Data about app and page elements:

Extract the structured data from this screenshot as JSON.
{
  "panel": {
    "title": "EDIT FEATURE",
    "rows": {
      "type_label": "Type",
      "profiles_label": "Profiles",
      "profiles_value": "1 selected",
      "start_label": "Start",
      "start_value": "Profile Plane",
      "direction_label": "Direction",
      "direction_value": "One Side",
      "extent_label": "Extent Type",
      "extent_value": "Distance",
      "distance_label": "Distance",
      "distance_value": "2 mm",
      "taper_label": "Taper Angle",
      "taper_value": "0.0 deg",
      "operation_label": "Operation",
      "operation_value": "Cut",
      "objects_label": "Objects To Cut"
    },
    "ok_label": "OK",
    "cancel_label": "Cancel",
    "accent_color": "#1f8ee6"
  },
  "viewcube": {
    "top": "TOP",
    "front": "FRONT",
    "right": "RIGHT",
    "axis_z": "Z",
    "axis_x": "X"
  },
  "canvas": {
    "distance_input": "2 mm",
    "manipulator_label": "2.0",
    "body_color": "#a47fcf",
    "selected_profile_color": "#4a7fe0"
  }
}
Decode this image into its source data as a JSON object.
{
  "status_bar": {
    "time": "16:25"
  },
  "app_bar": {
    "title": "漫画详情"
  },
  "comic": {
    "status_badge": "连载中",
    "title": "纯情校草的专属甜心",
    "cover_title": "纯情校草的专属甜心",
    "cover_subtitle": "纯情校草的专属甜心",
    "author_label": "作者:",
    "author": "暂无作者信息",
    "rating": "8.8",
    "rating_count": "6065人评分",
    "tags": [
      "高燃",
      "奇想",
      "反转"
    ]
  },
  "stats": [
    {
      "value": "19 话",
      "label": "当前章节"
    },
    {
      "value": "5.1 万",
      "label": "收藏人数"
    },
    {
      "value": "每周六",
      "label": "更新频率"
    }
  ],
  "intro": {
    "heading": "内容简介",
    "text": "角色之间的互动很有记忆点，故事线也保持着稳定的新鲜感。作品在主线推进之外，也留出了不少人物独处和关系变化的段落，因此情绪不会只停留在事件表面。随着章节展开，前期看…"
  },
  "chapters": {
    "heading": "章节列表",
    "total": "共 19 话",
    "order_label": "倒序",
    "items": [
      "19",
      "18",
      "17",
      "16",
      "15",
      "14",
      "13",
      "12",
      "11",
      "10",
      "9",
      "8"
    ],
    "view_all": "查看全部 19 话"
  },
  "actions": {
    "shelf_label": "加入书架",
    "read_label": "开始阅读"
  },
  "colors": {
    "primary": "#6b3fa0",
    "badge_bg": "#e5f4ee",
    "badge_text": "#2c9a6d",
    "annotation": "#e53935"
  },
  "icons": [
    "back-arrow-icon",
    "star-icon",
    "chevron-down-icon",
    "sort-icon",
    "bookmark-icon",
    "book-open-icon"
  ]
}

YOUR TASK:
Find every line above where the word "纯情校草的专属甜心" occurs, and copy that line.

TASK OUTPUT:
    "title": "纯情校草的专属甜心",
    "cover_title": "纯情校草的专属甜心",
    "cover_subtitle": "纯情校草的专属甜心",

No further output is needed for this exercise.